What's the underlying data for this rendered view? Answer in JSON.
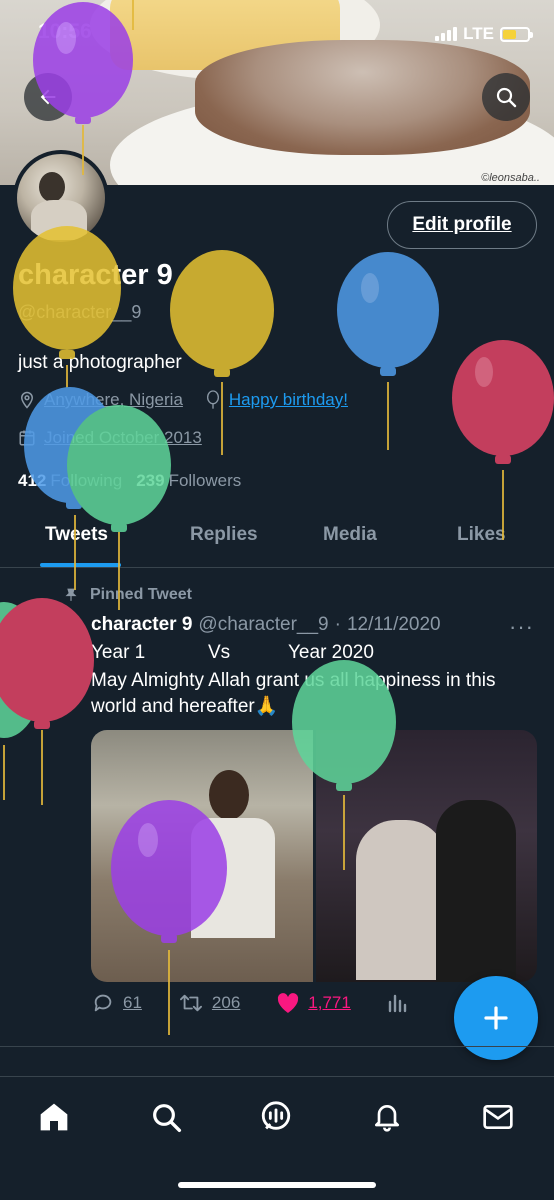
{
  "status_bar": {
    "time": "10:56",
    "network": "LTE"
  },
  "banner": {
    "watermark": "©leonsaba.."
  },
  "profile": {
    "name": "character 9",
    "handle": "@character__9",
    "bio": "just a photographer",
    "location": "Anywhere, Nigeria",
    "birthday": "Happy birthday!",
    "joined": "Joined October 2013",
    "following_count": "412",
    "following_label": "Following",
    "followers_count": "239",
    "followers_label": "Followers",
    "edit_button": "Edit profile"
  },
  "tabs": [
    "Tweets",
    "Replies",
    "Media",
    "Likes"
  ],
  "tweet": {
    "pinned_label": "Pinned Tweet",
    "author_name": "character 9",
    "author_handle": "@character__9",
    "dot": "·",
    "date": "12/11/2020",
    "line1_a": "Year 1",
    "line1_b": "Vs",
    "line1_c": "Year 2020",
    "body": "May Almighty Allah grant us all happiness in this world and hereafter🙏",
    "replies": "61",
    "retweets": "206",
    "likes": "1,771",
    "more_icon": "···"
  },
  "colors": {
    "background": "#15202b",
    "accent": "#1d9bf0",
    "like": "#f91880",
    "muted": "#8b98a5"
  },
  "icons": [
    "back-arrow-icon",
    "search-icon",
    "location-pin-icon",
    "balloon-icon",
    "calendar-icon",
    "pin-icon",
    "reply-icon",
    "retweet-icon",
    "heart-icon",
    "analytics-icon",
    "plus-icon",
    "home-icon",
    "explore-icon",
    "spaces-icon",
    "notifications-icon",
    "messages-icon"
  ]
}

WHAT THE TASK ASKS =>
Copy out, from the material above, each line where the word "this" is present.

SOLUTION =>
What's the underlying data for this rendered view? Answer in JSON.
    "body": "May Almighty Allah grant us all happiness in this world and hereafter🙏",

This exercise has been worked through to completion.